Department of Anthropology
Main Quad - Building 50
Room 51A (Colloquium Room)
Growing anxieties about Indigenous and Black territorial claims and the threat they pose to the Honduran state’s extractivist designs, rooted in the inalienable rights of the majoritarian mestizo population, have fueled widespread conflicts over land and resources. I draw on ethnographic research conducted in a coastal community to examine why some Garifuna, a people of African and Indigenous descent, embrace the opportunities offered through state-backed development projects while others reject these projects altogether. In the eyes of the “pro-development” faction, the community’s exquisite beachfront is perceived as a vehicle to achieve the progress promised by international financial institutions and state agencies promoting Honduras as the next Caribbean hotspot. However, for the defensores de la tierra (land defenders), the privatization of communal lands is propelling a “loss of culture.” I argue that Garifuna resistance, including land recovery efforts, is articulated through the practice of what I call “Black autonomy”: an ethico-political proposal that refuses dominant narratives of progress and that instead asserts a notion of autonomy as collectivistic action and social good.
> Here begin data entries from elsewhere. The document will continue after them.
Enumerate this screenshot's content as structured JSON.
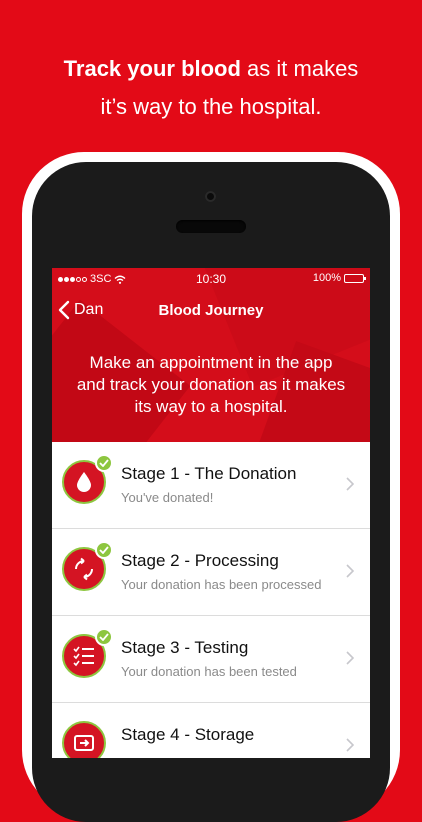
{
  "headline": {
    "bold": "Track your blood",
    "rest1": " as it makes",
    "line2": "it’s way to the hospital."
  },
  "status_bar": {
    "carrier": "3SC",
    "time": "10:30",
    "battery": "100%"
  },
  "nav": {
    "back_label": "Dan",
    "title": "Blood Journey"
  },
  "hero": {
    "line1": "Make an appointment in the app",
    "line2": "and track your donation as it makes",
    "line3": "its way to a hospital."
  },
  "stages": [
    {
      "title": "Stage 1 - The Donation",
      "subtitle": "You've donated!",
      "icon": "blood-drop-icon"
    },
    {
      "title": "Stage 2 - Processing",
      "subtitle": "Your donation has been processed",
      "icon": "processing-arrows-icon"
    },
    {
      "title": "Stage 3 - Testing",
      "subtitle": "Your donation has been tested",
      "icon": "checklist-icon"
    },
    {
      "title": "Stage 4 - Storage",
      "subtitle": "",
      "icon": "storage-icon"
    }
  ],
  "colors": {
    "brand_red": "#e30a17",
    "hero_red": "#d40d1a",
    "complete_green": "#8dc63f"
  }
}
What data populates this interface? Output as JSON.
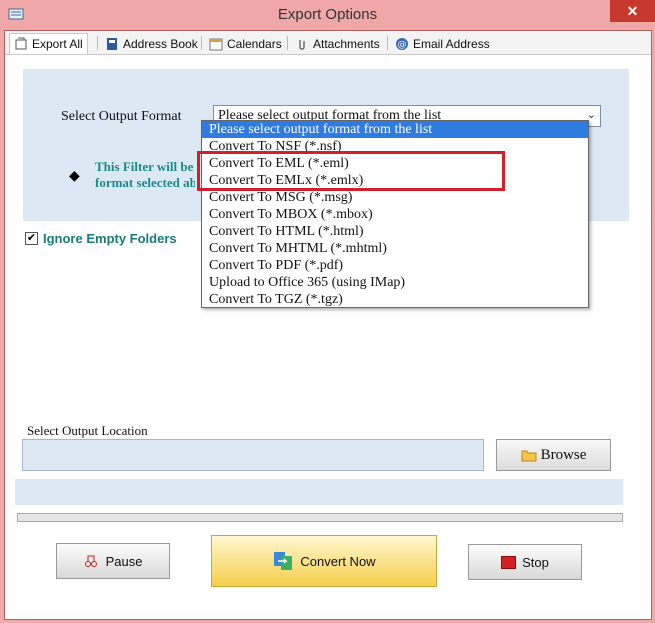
{
  "window": {
    "title": "Export Options",
    "close_label": "✕"
  },
  "tabs": [
    {
      "label": "Export All",
      "icon": "export-all-icon"
    },
    {
      "label": "Address Book",
      "icon": "address-book-icon"
    },
    {
      "label": "Calendars",
      "icon": "calendar-icon"
    },
    {
      "label": "Attachments",
      "icon": "attachment-icon"
    },
    {
      "label": "Email Address",
      "icon": "at-sign-icon"
    }
  ],
  "format": {
    "label": "Select Output Format",
    "selected": "Please select output format from the list",
    "options": [
      "Please select output format from the list",
      "Convert To NSF (*.nsf)",
      "Convert To EML (*.eml)",
      "Convert To EMLx (*.emlx)",
      "Convert To MSG (*.msg)",
      "Convert To MBOX (*.mbox)",
      "Convert To HTML (*.html)",
      "Convert To MHTML (*.mhtml)",
      "Convert To PDF (*.pdf)",
      "Upload to Office 365 (using IMap)",
      "Convert To TGZ (*.tgz)"
    ],
    "filter_note_line1": "This Filter will be u",
    "filter_note_line2": "format selected abo"
  },
  "options": {
    "ignore_empty_folders_label": "Ignore Empty Folders",
    "ignore_empty_folders_checked": "✔"
  },
  "location": {
    "label": "Select Output Location",
    "value": "",
    "browse_label": "Browse"
  },
  "progress": {
    "fraction": 0.0
  },
  "buttons": {
    "pause_label": "Pause",
    "convert_label": "Convert Now",
    "stop_label": "Stop"
  },
  "colors": {
    "titlebar": "#efa7a7",
    "close": "#c7392c",
    "panel": "#dde8f5",
    "highlight": "#d21f2a",
    "dropdown_selected": "#2f7be0",
    "note_text": "#1a8a8a"
  }
}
Christopher Loperena's research examines indigenous and black struggles for territorial autonomy in Central America, land, race, ethicality and subject formation, and the socio-spatial politics of development. In addition to his current book project, A Fragmented Paradise: Blackness and the Limits of Progress in Honduras, he is co-editing a themed issue on the role of cultural evidence in the adjudication of black and indigenous rights.